App and web page records:

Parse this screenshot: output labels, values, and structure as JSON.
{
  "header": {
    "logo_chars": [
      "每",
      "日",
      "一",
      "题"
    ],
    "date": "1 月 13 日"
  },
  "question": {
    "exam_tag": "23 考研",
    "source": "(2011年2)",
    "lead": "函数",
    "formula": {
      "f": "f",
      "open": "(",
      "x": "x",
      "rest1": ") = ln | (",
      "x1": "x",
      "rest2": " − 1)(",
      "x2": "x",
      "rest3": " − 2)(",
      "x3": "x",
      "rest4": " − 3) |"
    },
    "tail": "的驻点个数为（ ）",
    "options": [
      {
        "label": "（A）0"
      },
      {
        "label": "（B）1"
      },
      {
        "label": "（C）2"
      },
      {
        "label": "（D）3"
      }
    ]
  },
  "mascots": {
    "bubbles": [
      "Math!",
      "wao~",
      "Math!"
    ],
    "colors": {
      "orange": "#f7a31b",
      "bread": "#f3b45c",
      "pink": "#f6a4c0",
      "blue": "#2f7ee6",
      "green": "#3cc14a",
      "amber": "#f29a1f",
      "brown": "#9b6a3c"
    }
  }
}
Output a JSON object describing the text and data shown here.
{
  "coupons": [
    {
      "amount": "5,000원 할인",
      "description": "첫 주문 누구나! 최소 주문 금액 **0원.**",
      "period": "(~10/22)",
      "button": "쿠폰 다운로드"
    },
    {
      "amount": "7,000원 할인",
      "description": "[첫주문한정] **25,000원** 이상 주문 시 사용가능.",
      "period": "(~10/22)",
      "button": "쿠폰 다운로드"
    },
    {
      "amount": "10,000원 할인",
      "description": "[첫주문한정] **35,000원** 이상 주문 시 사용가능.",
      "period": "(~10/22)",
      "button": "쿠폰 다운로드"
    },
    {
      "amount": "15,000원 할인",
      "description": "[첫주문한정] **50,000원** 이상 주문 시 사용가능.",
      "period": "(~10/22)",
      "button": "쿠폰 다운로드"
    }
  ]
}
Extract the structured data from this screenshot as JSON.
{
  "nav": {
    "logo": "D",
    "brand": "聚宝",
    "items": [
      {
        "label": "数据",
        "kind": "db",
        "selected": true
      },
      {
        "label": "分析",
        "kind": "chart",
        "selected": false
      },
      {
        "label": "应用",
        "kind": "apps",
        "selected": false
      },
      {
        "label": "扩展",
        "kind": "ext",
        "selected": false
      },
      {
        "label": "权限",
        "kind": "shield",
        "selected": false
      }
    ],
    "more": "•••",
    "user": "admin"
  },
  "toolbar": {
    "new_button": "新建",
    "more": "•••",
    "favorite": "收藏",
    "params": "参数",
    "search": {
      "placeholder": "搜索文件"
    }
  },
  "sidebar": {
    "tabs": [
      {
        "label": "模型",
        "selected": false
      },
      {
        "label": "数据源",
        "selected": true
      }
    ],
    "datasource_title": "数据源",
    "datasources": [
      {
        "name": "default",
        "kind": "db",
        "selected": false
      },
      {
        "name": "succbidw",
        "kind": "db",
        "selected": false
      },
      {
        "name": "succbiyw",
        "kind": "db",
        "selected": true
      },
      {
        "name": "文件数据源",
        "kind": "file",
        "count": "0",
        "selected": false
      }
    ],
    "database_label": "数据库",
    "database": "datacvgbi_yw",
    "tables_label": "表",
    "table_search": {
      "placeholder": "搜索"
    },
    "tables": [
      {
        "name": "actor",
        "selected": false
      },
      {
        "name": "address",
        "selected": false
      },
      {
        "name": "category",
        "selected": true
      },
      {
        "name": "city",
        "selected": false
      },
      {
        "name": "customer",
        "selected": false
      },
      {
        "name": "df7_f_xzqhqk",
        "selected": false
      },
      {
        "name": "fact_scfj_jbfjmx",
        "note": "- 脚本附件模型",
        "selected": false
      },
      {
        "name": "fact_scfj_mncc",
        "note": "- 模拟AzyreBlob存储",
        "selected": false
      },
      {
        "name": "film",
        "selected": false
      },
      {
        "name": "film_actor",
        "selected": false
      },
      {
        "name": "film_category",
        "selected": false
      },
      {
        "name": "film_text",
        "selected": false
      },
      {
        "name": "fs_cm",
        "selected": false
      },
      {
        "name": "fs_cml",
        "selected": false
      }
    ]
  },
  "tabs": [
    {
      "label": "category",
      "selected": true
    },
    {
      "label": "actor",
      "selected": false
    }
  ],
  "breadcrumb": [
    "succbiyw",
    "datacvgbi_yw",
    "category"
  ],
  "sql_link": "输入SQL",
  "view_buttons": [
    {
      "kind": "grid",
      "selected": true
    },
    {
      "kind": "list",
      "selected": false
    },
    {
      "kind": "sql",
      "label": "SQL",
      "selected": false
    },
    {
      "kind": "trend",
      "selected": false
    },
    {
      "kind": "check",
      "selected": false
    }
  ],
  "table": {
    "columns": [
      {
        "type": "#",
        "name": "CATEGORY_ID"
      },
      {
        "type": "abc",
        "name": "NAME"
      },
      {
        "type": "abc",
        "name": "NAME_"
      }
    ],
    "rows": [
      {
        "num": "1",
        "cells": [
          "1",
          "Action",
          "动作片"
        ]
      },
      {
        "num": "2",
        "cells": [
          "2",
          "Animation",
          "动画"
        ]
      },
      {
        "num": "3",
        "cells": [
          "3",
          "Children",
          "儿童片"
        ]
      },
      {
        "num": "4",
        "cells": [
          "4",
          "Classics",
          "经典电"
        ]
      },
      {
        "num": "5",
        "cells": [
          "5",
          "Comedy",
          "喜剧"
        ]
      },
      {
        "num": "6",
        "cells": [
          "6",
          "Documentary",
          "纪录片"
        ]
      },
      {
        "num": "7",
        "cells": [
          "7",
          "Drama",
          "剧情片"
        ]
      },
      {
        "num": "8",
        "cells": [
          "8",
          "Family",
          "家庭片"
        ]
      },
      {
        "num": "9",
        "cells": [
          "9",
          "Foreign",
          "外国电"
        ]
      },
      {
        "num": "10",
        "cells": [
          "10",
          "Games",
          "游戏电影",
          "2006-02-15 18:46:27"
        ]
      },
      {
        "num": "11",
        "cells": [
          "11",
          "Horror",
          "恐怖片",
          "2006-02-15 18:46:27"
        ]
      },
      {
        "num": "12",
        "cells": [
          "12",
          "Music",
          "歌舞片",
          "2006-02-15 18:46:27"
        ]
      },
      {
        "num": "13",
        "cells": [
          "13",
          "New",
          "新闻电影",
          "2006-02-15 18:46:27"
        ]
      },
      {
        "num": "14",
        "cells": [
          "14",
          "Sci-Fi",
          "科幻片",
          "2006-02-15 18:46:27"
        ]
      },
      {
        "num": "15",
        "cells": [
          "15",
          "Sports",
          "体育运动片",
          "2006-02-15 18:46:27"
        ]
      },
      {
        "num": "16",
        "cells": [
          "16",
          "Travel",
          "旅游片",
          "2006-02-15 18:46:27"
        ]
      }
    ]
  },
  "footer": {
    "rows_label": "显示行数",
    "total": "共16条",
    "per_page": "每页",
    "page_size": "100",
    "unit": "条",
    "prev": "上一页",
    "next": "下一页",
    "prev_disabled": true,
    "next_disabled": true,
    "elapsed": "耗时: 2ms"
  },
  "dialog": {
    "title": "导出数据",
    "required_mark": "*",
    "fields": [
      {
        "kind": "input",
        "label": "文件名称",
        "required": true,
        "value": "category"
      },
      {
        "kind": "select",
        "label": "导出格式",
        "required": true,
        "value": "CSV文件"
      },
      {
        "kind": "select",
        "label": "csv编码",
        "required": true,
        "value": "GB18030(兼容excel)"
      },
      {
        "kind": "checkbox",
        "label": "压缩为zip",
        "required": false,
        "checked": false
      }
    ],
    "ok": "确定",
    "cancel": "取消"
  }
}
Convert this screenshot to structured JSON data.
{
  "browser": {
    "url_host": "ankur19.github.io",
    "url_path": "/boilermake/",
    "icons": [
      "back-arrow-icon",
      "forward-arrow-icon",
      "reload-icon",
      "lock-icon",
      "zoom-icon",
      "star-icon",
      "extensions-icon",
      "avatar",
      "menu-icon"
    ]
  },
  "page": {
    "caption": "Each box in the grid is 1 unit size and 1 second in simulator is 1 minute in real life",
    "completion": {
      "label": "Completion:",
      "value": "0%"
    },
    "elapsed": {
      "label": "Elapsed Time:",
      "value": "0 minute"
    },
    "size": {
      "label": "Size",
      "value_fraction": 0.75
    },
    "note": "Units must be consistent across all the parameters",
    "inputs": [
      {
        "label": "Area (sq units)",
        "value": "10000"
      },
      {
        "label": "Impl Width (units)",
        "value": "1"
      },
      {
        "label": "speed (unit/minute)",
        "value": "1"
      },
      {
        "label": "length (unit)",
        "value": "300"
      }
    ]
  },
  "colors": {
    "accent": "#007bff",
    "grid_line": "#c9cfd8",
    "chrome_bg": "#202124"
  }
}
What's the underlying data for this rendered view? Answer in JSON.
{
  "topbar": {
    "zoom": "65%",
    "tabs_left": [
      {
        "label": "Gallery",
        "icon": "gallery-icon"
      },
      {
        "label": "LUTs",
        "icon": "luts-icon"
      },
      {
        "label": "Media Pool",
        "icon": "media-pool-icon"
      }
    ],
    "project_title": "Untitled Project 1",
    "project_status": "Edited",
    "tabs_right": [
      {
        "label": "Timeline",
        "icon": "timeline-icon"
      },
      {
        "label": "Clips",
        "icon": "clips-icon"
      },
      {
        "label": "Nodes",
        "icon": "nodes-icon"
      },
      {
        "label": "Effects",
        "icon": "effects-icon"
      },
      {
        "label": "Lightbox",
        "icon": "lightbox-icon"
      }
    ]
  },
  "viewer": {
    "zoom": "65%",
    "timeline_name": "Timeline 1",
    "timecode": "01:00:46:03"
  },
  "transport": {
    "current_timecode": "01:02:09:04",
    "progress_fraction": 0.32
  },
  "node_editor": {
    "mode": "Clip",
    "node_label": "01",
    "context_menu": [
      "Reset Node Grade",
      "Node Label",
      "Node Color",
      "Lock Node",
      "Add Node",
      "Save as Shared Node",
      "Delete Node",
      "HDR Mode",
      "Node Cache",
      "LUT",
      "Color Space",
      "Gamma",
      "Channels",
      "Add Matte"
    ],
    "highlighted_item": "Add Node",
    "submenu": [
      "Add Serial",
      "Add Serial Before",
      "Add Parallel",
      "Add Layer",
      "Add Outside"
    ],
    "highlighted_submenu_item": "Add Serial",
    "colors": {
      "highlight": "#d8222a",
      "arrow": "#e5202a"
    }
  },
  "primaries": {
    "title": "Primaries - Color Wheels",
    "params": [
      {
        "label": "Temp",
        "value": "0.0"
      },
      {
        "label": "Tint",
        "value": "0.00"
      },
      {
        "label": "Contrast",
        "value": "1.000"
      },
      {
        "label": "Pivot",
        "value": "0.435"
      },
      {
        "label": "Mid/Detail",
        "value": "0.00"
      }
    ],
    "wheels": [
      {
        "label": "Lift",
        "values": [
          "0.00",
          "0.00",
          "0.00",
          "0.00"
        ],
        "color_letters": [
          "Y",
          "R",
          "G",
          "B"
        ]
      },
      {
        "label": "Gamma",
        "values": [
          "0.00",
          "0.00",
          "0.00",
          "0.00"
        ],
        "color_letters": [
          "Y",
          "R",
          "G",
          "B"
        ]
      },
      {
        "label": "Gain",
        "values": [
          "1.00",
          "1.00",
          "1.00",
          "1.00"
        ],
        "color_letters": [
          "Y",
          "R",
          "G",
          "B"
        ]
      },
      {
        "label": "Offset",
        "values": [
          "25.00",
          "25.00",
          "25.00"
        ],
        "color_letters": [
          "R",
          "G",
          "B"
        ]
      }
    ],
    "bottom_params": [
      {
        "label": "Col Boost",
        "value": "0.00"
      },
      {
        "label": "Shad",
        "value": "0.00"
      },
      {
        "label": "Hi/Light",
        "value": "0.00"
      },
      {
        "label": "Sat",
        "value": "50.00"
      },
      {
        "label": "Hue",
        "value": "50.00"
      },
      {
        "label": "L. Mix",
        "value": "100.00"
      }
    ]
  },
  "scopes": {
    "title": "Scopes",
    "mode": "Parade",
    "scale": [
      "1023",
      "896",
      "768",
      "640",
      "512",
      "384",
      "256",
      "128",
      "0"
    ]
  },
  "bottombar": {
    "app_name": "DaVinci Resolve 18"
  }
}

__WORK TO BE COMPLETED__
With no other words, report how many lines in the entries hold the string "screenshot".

__YOUR SOLUTION__
3